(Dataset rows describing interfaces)
* * * * *

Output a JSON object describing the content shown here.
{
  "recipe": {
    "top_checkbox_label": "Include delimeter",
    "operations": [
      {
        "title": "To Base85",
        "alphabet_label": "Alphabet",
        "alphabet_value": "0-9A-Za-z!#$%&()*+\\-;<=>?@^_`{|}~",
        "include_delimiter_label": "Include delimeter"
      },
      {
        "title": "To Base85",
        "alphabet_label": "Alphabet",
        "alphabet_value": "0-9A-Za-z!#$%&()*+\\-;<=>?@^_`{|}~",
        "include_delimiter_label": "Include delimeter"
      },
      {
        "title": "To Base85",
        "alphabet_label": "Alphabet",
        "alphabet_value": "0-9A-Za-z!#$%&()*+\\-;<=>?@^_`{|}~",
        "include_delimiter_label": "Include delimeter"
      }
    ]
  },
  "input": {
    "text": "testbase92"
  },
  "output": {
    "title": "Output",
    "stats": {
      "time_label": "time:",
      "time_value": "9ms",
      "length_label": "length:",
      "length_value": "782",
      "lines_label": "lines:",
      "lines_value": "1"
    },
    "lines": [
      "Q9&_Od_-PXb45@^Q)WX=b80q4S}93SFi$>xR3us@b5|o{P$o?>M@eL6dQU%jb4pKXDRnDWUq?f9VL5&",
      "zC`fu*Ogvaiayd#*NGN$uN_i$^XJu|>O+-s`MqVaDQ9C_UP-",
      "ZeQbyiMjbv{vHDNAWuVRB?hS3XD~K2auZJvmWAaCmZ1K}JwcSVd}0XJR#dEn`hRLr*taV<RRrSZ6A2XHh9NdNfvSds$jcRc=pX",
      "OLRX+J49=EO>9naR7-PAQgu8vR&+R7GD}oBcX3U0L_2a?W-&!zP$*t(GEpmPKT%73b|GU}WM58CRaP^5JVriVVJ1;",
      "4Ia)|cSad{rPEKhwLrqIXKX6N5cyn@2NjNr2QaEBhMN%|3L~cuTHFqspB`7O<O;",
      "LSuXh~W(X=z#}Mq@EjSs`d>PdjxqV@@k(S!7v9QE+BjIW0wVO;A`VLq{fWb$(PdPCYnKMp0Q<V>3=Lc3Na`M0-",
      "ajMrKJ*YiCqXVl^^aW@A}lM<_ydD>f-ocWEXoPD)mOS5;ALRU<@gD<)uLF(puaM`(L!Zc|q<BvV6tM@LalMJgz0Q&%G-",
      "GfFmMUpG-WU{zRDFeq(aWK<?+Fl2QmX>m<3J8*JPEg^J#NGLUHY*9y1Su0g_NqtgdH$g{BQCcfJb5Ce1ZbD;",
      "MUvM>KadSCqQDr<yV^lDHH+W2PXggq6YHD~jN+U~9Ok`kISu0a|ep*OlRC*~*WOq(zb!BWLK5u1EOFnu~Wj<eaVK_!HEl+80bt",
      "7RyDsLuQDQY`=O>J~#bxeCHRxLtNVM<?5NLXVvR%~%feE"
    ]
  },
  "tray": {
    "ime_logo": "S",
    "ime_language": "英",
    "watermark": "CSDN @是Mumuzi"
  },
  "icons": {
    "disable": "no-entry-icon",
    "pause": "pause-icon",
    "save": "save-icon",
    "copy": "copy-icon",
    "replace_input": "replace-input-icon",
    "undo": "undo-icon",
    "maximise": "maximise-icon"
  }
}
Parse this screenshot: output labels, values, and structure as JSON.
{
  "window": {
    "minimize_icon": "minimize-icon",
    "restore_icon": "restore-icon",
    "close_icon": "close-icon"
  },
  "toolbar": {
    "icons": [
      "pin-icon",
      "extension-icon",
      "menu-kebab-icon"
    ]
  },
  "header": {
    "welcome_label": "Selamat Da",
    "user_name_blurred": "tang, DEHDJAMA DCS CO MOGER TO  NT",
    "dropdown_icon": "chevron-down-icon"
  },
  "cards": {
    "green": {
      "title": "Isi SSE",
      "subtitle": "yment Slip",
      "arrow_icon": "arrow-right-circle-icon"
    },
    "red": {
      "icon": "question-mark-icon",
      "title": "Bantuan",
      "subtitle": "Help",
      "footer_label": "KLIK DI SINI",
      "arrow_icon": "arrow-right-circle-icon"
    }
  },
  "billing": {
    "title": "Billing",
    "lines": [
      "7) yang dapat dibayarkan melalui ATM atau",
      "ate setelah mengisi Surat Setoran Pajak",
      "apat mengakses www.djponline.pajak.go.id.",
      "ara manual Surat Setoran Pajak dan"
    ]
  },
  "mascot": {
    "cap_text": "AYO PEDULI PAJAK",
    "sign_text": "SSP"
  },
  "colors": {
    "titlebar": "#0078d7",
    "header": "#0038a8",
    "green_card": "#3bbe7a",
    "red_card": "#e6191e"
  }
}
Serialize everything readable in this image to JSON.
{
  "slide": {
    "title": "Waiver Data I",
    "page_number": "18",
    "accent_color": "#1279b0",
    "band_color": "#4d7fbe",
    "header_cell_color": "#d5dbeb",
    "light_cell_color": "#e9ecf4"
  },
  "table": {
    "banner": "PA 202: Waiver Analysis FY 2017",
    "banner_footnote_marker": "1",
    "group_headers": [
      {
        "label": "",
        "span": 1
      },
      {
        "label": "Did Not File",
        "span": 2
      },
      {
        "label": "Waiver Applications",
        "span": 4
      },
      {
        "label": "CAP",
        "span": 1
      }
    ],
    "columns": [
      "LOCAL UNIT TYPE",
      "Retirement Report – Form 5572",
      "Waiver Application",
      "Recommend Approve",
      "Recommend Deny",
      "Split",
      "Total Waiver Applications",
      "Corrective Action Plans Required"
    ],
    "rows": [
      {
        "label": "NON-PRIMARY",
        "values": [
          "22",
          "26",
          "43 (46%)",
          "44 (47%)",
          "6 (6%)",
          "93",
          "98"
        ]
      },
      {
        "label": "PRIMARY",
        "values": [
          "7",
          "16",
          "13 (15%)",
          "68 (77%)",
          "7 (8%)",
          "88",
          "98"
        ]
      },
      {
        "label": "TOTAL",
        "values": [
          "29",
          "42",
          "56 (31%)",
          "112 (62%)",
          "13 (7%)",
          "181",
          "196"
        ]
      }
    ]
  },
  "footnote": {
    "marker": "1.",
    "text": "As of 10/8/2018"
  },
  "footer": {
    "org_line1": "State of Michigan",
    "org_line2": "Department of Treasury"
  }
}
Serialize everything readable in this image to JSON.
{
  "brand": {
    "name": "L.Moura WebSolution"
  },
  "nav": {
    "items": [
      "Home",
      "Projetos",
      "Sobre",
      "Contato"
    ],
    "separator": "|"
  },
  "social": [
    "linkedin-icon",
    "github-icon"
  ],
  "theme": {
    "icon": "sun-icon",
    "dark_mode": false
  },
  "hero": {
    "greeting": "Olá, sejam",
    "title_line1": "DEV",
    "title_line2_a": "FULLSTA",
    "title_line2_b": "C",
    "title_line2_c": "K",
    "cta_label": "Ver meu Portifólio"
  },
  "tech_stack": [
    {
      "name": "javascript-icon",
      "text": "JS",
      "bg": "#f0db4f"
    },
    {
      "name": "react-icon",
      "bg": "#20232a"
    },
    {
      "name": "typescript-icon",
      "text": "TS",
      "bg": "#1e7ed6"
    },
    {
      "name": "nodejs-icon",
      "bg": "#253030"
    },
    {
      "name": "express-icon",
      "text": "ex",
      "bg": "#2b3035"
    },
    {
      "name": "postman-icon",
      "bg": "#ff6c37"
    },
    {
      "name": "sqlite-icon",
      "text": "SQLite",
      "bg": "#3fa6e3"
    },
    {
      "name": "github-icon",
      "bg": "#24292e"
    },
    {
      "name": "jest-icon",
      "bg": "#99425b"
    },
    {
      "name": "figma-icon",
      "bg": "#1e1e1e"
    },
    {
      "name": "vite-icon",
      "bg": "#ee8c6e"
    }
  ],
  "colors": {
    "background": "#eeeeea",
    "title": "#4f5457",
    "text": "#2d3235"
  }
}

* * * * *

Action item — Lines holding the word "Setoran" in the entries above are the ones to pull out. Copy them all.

Written reply —
      "ate setelah mengisi Surat Setoran Pajak",
      "ara manual Surat Setoran Pajak dan"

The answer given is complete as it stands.